A 24-year-old Dalit man was killed, after he allegedly stopped to relieve himself in a field, by a mob comprising of so-called upper caste community, in Villupuram, Tamil Nadu.
The man, who was brutally beaten to death, was later identified as Sakthivel. He was seen sitting on the ground with his hands and legs tied in a video that is being widely shared on social media.
The police had said that the incident took place on Wednesday, over 150 km from Chennai, after he allegedly flashed a woman working in the field. However, the victim’s family said he was targeted for defecating on private farmland.
The police had found him tied up and bleeding from the mouth. According to an NDTV report, when the police alerted Sakthivel’s family, they refused to take him to the hospital and instead took him home, where he later died of his injuries.
The victim’s sister, Theivanai, had told the local reporters that he had an upset stomach, and he had to stop to relieve himself on the fields as his bike has run out of fuel. She alleged that he was attacked because he was a Dalit.

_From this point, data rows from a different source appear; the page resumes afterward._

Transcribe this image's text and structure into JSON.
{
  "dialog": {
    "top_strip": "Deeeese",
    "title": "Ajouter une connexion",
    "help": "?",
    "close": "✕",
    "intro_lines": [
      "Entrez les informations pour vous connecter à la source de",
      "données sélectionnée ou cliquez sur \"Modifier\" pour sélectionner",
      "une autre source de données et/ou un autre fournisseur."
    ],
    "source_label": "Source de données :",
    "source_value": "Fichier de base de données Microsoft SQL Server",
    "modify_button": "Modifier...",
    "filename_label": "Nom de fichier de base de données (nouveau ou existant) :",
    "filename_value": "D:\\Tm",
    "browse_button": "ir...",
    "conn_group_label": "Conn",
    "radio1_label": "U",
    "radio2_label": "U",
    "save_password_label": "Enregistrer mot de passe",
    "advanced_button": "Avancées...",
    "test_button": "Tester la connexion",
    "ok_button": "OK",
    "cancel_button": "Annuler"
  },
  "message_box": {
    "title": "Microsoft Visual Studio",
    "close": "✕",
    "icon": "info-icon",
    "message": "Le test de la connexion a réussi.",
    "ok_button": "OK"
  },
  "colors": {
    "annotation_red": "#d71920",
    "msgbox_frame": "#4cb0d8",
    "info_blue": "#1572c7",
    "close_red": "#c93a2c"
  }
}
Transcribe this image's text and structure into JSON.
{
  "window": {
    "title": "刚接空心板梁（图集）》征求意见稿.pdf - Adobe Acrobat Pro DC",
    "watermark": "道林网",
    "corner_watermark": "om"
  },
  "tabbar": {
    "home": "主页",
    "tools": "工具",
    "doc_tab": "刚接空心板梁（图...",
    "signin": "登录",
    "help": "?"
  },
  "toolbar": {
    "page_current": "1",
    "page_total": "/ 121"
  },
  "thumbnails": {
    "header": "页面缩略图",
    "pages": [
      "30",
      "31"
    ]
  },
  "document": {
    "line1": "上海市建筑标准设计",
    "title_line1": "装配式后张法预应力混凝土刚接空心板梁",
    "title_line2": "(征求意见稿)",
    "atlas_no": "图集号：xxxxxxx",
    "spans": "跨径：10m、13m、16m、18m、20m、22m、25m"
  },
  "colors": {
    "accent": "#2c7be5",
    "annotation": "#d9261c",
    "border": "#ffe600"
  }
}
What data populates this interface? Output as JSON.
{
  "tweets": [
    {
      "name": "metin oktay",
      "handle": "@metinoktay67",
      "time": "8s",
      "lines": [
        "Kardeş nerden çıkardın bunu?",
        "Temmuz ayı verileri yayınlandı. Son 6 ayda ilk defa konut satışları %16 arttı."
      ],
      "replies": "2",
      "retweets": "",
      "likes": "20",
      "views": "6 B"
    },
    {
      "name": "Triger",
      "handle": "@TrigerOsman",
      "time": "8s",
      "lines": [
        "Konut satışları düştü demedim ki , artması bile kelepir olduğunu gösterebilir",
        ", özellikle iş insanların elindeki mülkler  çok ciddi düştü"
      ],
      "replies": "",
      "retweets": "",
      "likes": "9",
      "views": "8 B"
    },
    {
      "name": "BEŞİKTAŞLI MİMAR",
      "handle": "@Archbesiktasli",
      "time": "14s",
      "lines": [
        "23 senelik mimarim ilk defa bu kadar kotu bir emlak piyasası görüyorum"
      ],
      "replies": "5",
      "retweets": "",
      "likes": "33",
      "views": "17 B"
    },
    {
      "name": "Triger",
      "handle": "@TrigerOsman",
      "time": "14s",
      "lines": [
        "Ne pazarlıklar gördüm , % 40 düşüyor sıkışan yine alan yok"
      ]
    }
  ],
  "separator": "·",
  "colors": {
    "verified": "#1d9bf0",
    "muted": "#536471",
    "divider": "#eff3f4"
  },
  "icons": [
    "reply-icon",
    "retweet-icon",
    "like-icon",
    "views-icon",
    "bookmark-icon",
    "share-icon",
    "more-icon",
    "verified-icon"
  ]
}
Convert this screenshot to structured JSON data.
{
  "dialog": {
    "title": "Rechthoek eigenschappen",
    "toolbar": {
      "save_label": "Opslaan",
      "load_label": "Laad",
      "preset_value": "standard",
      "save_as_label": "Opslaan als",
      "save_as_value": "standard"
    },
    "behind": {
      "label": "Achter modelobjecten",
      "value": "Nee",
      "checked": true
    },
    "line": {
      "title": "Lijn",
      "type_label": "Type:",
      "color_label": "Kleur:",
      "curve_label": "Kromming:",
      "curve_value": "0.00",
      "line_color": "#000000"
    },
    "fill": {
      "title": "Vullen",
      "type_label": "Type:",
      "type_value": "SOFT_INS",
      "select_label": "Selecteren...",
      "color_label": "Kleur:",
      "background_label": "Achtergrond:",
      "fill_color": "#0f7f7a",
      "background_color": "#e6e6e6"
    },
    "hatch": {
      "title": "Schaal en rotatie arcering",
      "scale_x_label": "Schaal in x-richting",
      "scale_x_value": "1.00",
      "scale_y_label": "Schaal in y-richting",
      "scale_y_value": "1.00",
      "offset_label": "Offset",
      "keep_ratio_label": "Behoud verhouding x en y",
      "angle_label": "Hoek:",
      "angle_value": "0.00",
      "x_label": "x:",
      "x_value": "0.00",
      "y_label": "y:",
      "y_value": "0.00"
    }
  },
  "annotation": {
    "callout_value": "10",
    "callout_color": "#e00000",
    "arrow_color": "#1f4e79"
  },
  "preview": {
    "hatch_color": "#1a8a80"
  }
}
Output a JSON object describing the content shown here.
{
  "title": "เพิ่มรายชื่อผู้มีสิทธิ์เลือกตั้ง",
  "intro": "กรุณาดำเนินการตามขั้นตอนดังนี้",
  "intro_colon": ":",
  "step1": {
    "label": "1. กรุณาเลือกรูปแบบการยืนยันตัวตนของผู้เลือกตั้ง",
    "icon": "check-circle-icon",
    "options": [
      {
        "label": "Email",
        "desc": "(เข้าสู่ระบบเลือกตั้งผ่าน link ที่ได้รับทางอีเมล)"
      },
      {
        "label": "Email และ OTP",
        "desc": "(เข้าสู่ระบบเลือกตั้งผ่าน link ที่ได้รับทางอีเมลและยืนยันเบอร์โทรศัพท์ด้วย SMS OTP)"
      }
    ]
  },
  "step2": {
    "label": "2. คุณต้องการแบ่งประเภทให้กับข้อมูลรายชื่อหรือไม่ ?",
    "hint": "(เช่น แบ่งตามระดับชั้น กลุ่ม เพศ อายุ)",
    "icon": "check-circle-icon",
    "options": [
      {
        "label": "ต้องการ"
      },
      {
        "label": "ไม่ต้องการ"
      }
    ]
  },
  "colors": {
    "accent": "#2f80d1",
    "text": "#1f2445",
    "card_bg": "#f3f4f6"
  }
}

The state government has given a compensation of around ₹4 lakh to Sakthivel’s family. Seven people, including four men and three women, have been charged under the SC/ST (Prevention of Atrocities) Act, along with IPC Section 302 (punishment for murder). Those who have been arrested belong to the dominant Vanniyar community and have been known to be hostile towards the Dalit community.
Lalitha, the coordinator of Villupuram-based NGO, Social Awareness Society for Youths, told The News Minute, “The police should have immediately dispersed the group assuring action. The group had assaulted him in front of the police. He may have survived had he been admitted to the hospital on time.”
However, a senior police officer, Jayakumar told NDTV, “It appears the mob had no idea about his caste when they attacked him. We are investigating. The other party had first given a complaint against him.” The police officer also added that he had earlier faced charges for allegedly raping a minor girl but was later acquitted after a settlement with her family.
This is not the first such incident of mob violence, and discrimination on the basis of color, caste, religion, and gender is common, despite being illegal.